▶ **Exercise objective**:
Every line with "dict" in it must be copied from the data.

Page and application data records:

****************

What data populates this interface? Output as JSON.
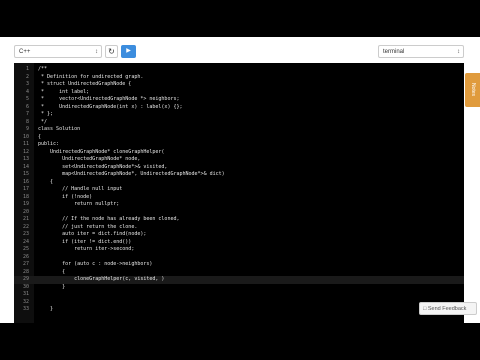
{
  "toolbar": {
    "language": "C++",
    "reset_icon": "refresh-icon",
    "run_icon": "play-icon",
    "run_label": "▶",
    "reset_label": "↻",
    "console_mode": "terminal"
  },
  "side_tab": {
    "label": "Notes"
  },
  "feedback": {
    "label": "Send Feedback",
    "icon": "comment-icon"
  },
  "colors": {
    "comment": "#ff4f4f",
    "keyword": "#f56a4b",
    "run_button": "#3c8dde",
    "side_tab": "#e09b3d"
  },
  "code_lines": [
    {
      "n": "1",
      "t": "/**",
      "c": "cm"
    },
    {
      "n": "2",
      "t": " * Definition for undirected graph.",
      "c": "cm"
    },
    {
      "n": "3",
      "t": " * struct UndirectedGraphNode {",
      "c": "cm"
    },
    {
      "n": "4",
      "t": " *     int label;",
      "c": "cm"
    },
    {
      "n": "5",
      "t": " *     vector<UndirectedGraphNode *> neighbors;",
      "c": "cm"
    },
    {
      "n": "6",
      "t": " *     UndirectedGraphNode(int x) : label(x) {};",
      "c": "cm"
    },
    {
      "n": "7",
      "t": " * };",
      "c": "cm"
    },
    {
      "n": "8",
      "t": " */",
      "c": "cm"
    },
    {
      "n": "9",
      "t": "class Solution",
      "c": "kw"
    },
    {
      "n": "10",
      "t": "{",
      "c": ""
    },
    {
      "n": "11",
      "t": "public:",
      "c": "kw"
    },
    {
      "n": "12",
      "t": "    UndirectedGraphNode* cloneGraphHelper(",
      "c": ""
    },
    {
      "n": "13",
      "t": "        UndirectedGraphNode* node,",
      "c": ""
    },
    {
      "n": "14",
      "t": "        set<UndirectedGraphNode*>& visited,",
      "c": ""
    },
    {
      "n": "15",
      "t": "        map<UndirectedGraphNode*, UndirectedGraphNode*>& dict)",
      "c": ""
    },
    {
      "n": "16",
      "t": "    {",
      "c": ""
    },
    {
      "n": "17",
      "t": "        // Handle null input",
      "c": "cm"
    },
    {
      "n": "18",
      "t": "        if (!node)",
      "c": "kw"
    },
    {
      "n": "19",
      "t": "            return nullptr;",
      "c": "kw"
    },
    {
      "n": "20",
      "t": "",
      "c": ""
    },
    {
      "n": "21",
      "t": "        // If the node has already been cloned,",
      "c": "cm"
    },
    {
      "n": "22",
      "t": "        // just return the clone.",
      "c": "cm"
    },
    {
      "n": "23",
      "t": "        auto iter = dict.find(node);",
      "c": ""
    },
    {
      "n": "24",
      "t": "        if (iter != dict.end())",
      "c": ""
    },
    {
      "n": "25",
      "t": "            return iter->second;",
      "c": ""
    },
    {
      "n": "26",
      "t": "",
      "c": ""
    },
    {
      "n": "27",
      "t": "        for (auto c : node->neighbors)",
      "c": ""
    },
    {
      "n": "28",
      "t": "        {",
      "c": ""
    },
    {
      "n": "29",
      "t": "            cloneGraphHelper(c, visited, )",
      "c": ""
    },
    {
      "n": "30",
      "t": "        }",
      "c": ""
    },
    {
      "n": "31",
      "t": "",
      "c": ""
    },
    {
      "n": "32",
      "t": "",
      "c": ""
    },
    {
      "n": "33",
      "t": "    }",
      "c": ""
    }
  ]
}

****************

▶ **Exercise solution**:
      "t": "        map<UndirectedGraphNode*, UndirectedGraphNode*>& dict)",
      "t": "        auto iter = dict.find(node);",
      "t": "        if (iter != dict.end())",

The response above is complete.